App and web page records:
--- START ---

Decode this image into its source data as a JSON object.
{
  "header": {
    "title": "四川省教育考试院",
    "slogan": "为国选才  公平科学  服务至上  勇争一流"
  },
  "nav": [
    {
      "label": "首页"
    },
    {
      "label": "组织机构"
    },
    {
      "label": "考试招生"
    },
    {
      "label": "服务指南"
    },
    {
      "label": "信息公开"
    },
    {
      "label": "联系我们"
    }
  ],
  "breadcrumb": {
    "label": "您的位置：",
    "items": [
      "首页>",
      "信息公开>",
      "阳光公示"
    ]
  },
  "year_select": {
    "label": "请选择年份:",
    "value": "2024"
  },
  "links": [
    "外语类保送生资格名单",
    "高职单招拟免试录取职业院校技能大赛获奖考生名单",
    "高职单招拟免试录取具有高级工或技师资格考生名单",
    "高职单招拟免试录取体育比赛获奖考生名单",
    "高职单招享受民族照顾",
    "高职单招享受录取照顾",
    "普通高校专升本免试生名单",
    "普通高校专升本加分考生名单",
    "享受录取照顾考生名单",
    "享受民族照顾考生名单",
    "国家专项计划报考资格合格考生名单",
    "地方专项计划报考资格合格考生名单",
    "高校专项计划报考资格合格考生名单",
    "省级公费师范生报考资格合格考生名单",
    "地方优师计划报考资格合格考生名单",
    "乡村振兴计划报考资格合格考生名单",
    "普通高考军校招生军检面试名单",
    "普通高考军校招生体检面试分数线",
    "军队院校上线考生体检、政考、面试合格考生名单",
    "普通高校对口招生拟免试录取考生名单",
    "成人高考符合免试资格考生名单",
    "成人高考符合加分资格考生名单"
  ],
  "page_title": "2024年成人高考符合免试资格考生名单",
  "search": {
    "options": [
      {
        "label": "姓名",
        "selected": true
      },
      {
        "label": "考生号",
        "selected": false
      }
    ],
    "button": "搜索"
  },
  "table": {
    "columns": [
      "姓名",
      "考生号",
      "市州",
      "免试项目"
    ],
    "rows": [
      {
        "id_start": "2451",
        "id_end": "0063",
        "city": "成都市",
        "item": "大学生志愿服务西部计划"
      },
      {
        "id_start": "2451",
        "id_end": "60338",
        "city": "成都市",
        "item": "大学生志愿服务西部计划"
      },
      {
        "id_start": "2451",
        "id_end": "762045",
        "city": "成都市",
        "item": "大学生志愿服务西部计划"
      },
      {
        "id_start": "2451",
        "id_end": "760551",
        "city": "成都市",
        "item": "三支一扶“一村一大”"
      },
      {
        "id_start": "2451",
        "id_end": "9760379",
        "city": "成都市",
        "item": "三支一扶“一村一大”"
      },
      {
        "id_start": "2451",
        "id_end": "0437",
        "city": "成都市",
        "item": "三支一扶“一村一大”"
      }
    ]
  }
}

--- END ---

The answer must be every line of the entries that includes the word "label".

      "label": "首页"
      "label": "组织机构"
      "label": "考试招生"
      "label": "服务指南"
      "label": "信息公开"
      "label": "联系我们"
    "label": "您的位置：",
    "label": "请选择年份:",
        "label": "姓名",
        "label": "考生号",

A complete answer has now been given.